North America is pretty good at mixing things together. We have ice cream pizza, solving what once was a pressing binary question – “ice cream or pizza first?” – with Option C: both! Can’t decide whether you want hard or soft shells, mild or fire-hose diarrhea, burritos or tacos? Taco Bell’s got your back; throw it all in a wrap and you can have all of those things in one cheap, delicious, and convenient package. Want to give the illusion of eating right but not lose a single ounce? High calorie salad dressing is your friend. Want to hear a bunch of metal bands you probably like chopped up and thrown together in some sort of audial stir fry? The Revenge-y titled Hope Misery Death is here, it’s Pestifere, and now I’m going to write about it.
While the whole “defying genre classification” deal the press release pushed is about as original and convincing as getting horrendous piercings, dying your hair blue, and saying you’re smashing beauty standards, Pestifere do their best to bring various elements of metal together successfully in their own way. At base, Hope Misery Death is melodic black metal; you’ll hear a firm backbone of Storm of the Light’s Bane and newer Watain. Also included are plenty of references to Opeth’s stuff both light and heavy, along with the thrashy nature of a band like Aura Noir. Many riffs remind me of Blasphemer’s stint in Mayhem as well, and Dawn’s Slaughtersun seems to have influenced some of the melodies too.

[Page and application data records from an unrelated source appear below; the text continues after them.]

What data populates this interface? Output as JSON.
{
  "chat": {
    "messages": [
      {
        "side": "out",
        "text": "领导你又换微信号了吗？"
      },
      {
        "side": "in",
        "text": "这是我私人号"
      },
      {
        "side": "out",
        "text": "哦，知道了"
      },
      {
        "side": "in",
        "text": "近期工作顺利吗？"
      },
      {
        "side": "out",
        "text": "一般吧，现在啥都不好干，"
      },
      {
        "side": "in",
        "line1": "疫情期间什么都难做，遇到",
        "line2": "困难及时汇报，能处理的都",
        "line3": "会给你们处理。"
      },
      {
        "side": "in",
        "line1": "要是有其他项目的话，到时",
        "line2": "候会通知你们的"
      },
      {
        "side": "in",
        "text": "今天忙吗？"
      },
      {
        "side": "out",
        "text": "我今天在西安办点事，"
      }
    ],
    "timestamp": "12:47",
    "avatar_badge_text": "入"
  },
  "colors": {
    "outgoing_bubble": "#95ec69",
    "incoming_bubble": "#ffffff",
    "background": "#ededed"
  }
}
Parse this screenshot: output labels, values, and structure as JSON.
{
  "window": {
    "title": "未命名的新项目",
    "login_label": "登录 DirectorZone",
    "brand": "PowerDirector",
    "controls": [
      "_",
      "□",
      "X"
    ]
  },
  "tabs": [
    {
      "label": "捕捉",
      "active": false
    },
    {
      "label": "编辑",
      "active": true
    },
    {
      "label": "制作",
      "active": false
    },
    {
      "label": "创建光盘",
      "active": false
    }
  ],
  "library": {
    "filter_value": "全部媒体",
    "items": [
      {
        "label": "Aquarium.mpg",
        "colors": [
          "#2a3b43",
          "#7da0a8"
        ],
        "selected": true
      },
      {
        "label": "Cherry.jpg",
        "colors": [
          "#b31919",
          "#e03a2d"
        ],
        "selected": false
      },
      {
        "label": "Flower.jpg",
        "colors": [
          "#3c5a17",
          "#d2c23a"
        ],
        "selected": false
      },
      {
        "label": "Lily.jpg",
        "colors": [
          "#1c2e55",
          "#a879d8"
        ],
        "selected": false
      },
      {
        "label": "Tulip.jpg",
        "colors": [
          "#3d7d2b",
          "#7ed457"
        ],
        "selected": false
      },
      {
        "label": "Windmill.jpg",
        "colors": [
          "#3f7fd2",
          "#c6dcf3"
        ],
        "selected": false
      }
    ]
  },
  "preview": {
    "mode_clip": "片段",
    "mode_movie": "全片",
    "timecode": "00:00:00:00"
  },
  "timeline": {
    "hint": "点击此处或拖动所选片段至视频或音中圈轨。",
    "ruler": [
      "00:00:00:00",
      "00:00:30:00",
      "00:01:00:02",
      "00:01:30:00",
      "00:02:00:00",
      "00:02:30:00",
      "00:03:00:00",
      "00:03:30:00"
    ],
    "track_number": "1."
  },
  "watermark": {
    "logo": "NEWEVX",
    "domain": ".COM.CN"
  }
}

While the “Night’s Blood” influence initially sounds a bit overbearing, “Cormorant Tree” sees Pestifere swiftly move to graze in other influential pastures by bringing in some good guitar work that could’ve appeared on Wolf’s Lair Abyss and a solo that reminded me of the “Waters of Ain” conclusion, all merged together in such a way as to not sound jarring. Mid-album interlude “Dispirit” and outro “To Those Who Lost Their Home” happily remind me of Heritage and the pleasant acoustic bits on the last Agalloch record in their prettiness, respectively. “Mine is a Strange Prison” begins on what sounds like an Aura Noir played by Toxic Holocaust and transitions oddly well to a stomping riff that reminds me of Watain with a touch of Inquisition. Following this, Pestifere goes full-on melo-death a la In Flames with hints of Dissection, and the song is fairly well-done and enjoyable overall, easily the best song on the record.
Unfortunately, this is a record that’s really good on your first few listens, but you’ll come to the realization fairly quickly that Pestifere’s sound here is very much the sum of its parts, which are obvious cues and stylistic elements from other bands mashed together and performed adequately. You’ll notice I used “remind” and its variants a lot above, and that’s not due to a stunted lexicon; rather, I simply spent most of my time being reminded of the better bands whose musical “forms” Pestifere merely participated in, albeit competently enough. Second-rate participation in good things was why Plato disliked artists, and if he was alive today he wouldn’t be too enthused about this record. Take “Peregrine’s Timbre” for example: it has an extended midsection that may as well have been a Ghost Reveries outtake, and what follows narrowly avoids copyright infringement by speeding up the part of “Ghost of Perdition” that precedes Peter Lindgren’s solo. “Suffer the Day” sounds like a less interesting Pestilential Shadows getting jiggy with a less compelling Storm of the Light’s Bane, winding up mediocre overall. Then there’s “Tomb of Monumental Decay” and its bland, overextended ending, sounding like the Opeth strumming referenced above merged with toothless black metal. It’s definitely the sum of its parts, but said parts are irritatingly inferior versions of other sounds.
Pestifere is clearly a talented band, but their talents are tragically squandered by emulating better bands. They did well with production, keeping everything audible, pleasant, and not too loud except for the ride cymbal, which sounds absolutely terrible. On the first few listens, this all sounds very impressive due to how much is brought into the mix, and I’ll admit to being quite a fan during my first few spins. Around listen number five though, the cracks start to show; “where did I hear this before?” was a question I found myself repeatedly asking instead of enjoying the music, and the answers were generally present herein. Replay value was sadly all but annihilated thanks to this, and it’s a real shame because Pestifere can produce some good moments. It’s just really hard to care about said moments when you’ve heard most if not all of them done better elsewhere already. In short, Hope Misery Death is Competent Unfocused Forgettable.